There will be increasing pressure on northern coastal and offshore regions for resource extraction as resources become scarce in more accessible regions. Marine navigation and transportation is likely to increase in response to economic development, and as ice cover reduces and the ice free season extends as a result of climatic changes. This article considers how economic development within northern coastal and marine regions may be reconciled with conservation. Integrated coastal management may be a useful process to reconcile economic development and conservation values.
Existing, developing and de facto approaches to integrated management for northern coastal and marine regions are examined in the context of scenarios for economic development and conservation. These scenarios include marine shipping and hydrocarbon exploration and production for coastal and offshore waters of Alaska, northern Canada, and the North Sea. These approaches to integrated management are one means of considering marine resources and their utilization with a sustainable development framework. These approaches may also be a means of reconciling marine protection and other sectors such as shipping, hydrocarbons and fisheries.
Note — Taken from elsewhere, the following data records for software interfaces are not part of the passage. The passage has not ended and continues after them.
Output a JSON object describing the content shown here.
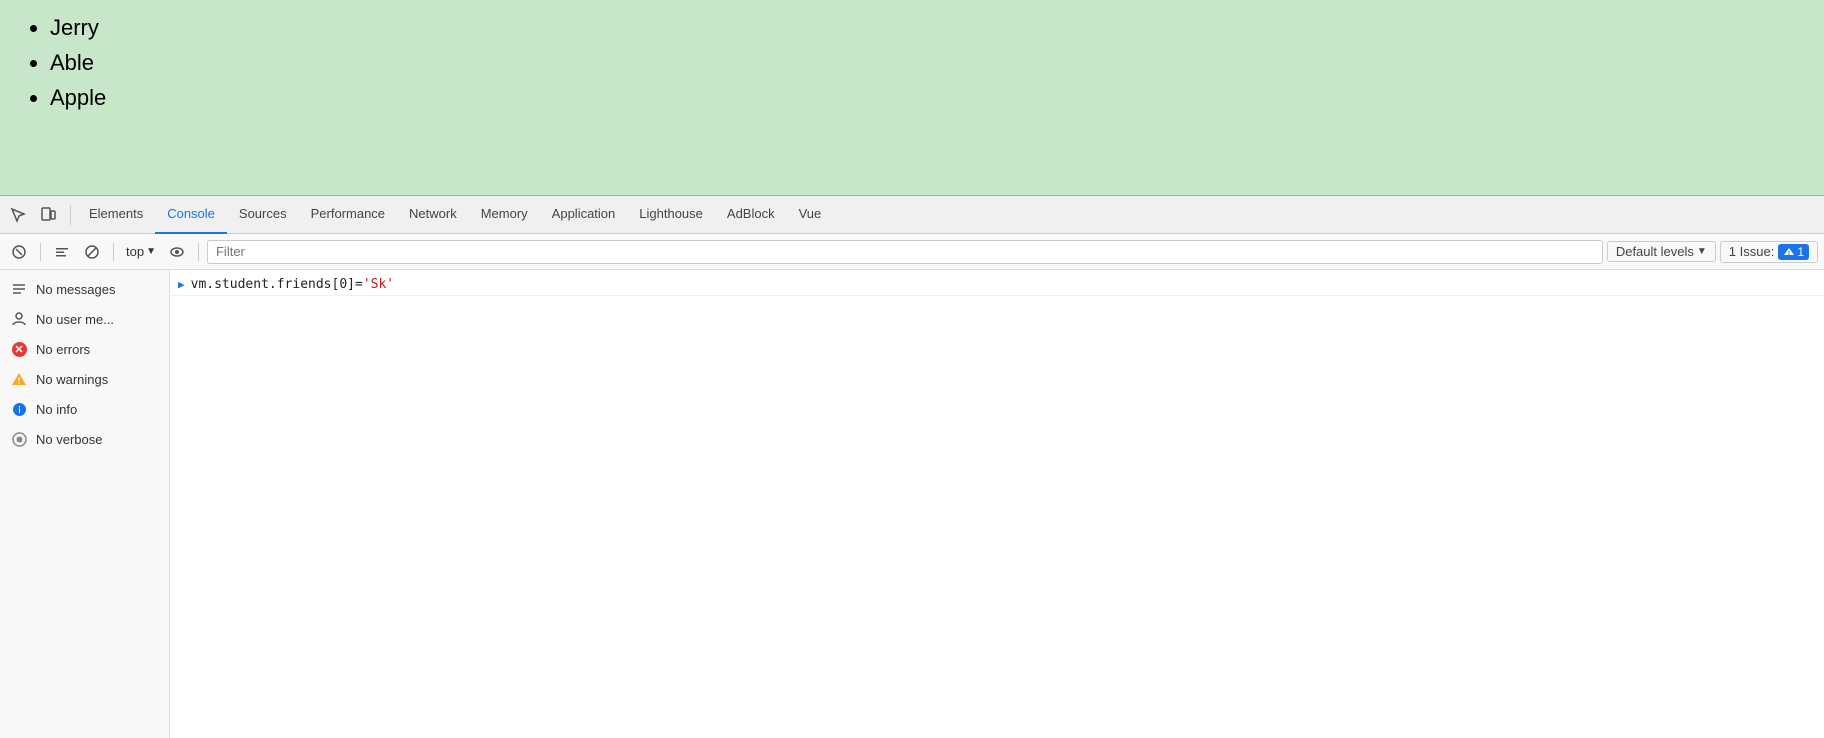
{
  "page": {
    "list_items": [
      "Jerry",
      "Able",
      "Apple"
    ]
  },
  "devtools": {
    "tabs": [
      {
        "id": "elements",
        "label": "Elements",
        "active": false
      },
      {
        "id": "console",
        "label": "Console",
        "active": true
      },
      {
        "id": "sources",
        "label": "Sources",
        "active": false
      },
      {
        "id": "performance",
        "label": "Performance",
        "active": false
      },
      {
        "id": "network",
        "label": "Network",
        "active": false
      },
      {
        "id": "memory",
        "label": "Memory",
        "active": false
      },
      {
        "id": "application",
        "label": "Application",
        "active": false
      },
      {
        "id": "lighthouse",
        "label": "Lighthouse",
        "active": false
      },
      {
        "id": "adblock",
        "label": "AdBlock",
        "active": false
      },
      {
        "id": "vue",
        "label": "Vue",
        "active": false
      }
    ],
    "toolbar": {
      "top_label": "top",
      "filter_placeholder": "Filter",
      "default_levels_label": "Default levels",
      "issues_label": "1 Issue:",
      "issues_count": "1"
    },
    "sidebar": {
      "items": [
        {
          "id": "messages",
          "label": "No messages",
          "icon": "messages"
        },
        {
          "id": "user",
          "label": "No user me...",
          "icon": "user"
        },
        {
          "id": "errors",
          "label": "No errors",
          "icon": "error"
        },
        {
          "id": "warnings",
          "label": "No warnings",
          "icon": "warning"
        },
        {
          "id": "info",
          "label": "No info",
          "icon": "info"
        },
        {
          "id": "verbose",
          "label": "No verbose",
          "icon": "verbose"
        }
      ]
    },
    "console_entries": [
      {
        "id": "entry1",
        "type": "result",
        "code_prefix": "vm.student.friends[0]=",
        "code_string": "'Sk'"
      }
    ]
  }
}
The article concludes that approaches to integrated management which reconcile economic and conservation values will be complex and consultative. The approaches will need to consider the interests of local peoples and communities, the needs of ecosystems and migratory communities, and environmental impacts and mitigation of development. The success of different approaches for reconciling economic development and conservation may be gauged by the range of issues and interests considered in these processes.